**Goal of the exercise:** Look through the listing and report every line that has "badge" in it.

**Source records:**
::::::::::

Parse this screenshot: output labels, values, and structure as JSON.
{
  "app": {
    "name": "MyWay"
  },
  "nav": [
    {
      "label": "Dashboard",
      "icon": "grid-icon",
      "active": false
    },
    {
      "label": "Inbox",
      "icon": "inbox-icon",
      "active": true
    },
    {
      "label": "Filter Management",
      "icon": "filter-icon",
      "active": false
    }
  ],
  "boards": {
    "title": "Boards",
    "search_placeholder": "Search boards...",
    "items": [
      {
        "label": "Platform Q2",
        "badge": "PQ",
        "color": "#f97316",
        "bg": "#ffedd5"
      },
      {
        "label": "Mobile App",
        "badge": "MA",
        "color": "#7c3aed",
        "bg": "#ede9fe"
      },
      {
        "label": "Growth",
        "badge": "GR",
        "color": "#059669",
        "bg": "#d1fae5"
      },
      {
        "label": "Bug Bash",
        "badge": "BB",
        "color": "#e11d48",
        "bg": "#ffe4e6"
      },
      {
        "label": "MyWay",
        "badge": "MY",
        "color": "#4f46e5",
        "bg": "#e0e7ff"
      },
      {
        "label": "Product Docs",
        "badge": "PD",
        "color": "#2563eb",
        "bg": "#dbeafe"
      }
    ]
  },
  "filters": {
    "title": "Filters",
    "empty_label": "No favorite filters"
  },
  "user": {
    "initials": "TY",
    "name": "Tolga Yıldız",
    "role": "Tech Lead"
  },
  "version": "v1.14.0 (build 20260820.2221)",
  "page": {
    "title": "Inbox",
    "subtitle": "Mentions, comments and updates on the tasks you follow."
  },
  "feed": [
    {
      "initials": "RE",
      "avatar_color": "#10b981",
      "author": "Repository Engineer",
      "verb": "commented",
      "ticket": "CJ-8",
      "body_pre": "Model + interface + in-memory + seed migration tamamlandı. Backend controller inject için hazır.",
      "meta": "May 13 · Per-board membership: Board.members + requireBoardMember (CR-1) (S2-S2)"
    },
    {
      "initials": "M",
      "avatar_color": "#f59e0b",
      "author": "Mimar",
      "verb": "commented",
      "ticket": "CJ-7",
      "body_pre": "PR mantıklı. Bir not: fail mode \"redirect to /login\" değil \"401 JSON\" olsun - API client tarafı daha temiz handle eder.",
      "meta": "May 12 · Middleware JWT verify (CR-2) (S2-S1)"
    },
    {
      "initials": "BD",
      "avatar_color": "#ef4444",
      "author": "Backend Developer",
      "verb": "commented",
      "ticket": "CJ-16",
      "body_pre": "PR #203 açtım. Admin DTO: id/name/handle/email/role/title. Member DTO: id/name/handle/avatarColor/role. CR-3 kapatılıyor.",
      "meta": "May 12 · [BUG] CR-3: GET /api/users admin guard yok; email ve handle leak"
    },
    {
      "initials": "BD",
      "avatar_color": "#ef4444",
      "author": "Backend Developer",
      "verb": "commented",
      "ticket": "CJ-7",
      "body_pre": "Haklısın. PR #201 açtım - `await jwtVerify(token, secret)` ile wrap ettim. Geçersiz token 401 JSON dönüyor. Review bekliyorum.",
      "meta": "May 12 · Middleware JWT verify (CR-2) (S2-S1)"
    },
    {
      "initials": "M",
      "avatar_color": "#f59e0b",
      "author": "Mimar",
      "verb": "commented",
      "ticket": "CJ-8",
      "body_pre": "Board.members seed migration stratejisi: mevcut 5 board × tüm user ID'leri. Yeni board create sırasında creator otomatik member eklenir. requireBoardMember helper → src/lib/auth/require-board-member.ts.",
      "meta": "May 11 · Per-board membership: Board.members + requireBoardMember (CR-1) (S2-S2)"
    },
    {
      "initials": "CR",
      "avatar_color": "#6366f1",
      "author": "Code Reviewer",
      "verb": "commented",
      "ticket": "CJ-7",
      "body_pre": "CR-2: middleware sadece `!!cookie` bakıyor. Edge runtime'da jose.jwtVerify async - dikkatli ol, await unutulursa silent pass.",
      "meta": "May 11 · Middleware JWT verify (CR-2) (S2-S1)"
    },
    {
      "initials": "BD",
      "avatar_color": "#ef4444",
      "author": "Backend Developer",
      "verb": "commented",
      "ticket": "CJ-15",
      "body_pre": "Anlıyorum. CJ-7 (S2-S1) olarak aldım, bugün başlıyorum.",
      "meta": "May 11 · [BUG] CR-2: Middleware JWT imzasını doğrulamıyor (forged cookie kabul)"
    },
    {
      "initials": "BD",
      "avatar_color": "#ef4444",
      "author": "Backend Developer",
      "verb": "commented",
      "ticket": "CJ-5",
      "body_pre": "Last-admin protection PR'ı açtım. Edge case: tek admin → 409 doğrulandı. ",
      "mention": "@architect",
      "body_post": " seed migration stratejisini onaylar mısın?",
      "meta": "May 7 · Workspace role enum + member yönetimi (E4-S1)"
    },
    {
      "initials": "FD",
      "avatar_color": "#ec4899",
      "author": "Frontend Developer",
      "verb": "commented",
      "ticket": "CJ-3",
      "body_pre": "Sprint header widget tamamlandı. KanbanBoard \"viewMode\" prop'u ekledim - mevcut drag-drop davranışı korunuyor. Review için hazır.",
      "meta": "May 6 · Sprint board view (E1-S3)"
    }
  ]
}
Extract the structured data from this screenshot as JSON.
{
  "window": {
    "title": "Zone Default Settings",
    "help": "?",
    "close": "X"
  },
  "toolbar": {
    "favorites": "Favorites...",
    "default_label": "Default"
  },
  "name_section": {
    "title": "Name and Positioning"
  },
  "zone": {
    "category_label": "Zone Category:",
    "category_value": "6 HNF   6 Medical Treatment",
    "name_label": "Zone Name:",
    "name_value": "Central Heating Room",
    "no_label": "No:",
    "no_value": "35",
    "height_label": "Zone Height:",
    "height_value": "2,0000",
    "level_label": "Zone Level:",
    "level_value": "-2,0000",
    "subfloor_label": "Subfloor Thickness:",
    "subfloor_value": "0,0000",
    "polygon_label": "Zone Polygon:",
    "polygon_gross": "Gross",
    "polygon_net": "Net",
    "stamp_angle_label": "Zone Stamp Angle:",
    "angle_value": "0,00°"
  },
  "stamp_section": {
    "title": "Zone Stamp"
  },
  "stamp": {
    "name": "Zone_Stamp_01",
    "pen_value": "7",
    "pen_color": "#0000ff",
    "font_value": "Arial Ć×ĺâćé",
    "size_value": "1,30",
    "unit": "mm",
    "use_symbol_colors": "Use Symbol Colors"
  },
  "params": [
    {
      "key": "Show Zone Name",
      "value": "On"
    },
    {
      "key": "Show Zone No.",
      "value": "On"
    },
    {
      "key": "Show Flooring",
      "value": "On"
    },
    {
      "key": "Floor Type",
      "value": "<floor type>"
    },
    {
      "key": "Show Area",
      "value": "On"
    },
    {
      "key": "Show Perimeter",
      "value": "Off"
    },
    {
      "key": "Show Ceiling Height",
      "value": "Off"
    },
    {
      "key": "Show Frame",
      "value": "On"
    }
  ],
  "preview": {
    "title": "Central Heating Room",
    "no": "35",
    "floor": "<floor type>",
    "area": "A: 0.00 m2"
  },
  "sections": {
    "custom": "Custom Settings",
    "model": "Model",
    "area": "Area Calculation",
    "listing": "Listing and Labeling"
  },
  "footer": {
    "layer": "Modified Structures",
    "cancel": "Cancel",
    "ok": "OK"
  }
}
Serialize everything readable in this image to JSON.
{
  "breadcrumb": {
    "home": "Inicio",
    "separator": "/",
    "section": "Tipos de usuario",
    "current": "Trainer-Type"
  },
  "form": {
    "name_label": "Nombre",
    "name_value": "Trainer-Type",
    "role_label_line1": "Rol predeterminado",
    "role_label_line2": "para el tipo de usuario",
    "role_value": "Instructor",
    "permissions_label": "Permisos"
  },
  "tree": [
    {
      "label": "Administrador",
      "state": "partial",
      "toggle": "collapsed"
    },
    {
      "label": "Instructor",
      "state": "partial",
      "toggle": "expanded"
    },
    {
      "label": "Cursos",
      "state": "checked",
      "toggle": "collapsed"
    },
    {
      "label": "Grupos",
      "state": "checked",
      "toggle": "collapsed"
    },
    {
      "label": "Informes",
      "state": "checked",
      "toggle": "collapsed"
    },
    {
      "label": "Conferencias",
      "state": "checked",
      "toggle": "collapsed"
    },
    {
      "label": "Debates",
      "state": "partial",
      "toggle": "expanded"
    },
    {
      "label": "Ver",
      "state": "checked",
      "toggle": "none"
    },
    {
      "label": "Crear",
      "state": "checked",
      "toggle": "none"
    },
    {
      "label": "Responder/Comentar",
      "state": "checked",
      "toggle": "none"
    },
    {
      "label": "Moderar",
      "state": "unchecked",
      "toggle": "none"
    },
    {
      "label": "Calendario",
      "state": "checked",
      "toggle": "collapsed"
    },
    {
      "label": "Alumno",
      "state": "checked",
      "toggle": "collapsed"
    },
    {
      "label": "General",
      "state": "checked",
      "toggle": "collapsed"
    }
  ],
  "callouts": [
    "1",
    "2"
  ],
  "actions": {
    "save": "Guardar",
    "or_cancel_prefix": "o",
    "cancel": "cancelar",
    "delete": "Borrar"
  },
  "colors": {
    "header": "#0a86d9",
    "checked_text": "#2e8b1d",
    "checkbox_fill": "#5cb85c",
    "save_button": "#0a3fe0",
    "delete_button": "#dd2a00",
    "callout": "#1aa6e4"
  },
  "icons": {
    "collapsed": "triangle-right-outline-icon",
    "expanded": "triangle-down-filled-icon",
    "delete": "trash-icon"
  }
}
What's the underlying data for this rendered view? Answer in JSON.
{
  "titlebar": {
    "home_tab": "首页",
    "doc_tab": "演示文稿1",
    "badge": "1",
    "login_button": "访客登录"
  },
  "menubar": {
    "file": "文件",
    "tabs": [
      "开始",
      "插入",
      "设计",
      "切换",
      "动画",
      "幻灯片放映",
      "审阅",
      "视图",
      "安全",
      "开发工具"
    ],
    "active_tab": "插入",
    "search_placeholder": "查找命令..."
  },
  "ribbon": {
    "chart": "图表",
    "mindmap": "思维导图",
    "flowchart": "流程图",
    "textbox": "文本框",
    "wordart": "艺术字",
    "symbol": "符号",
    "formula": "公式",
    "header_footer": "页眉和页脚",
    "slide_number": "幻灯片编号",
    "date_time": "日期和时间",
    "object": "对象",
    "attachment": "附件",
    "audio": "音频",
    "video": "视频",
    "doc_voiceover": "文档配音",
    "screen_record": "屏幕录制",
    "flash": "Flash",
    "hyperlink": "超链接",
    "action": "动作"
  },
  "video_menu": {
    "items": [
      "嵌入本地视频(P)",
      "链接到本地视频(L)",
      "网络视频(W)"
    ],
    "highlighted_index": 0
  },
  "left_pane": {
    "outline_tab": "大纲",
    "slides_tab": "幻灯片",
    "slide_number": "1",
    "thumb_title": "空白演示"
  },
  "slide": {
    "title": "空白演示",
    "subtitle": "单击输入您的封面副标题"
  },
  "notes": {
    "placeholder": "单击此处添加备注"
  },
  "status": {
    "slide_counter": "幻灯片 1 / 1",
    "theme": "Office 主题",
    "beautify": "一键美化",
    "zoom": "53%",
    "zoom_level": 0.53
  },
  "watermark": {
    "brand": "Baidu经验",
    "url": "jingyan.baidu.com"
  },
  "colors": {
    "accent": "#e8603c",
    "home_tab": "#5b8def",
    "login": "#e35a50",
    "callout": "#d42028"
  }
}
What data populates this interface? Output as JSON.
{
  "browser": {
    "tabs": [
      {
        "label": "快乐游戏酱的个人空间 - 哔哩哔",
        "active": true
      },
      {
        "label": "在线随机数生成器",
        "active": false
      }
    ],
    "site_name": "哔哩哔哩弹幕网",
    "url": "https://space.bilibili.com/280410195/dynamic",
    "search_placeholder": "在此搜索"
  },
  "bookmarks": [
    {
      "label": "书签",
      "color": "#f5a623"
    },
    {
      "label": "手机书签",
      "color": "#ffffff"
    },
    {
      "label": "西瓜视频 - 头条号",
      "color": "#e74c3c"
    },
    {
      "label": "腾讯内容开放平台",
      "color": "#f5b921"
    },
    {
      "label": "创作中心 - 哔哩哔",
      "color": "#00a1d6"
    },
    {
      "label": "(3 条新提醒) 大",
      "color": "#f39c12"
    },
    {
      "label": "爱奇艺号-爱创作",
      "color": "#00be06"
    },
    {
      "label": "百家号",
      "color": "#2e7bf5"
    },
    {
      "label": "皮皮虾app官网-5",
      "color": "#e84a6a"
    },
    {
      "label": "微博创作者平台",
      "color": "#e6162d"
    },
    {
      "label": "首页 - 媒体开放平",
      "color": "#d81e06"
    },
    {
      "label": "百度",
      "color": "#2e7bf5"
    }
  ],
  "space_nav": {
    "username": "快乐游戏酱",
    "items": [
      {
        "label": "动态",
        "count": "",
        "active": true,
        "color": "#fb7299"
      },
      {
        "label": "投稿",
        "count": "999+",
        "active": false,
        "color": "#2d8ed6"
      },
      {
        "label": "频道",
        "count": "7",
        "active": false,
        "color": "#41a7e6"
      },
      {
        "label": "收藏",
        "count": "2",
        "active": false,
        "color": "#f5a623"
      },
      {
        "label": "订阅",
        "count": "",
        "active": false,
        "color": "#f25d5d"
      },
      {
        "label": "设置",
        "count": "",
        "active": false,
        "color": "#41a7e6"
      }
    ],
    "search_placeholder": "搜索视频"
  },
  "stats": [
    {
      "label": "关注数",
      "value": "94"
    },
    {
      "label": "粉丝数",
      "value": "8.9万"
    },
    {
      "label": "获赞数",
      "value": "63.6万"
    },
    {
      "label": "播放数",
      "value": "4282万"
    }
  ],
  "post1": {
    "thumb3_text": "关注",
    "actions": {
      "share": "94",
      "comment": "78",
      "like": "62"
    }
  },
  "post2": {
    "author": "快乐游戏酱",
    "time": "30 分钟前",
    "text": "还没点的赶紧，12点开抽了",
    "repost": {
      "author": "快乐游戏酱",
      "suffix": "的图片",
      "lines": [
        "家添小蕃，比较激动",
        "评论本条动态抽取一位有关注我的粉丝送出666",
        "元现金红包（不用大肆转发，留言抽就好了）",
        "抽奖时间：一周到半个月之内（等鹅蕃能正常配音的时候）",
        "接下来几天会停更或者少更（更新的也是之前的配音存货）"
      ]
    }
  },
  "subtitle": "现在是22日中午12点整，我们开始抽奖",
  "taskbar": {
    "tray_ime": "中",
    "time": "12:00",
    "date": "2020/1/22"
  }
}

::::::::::

**Answer:**
        "badge": "PQ",
        "badge": "MA",
        "badge": "GR",
        "badge": "BB",
        "badge": "MY",
        "badge": "PD",
    "badge": "1",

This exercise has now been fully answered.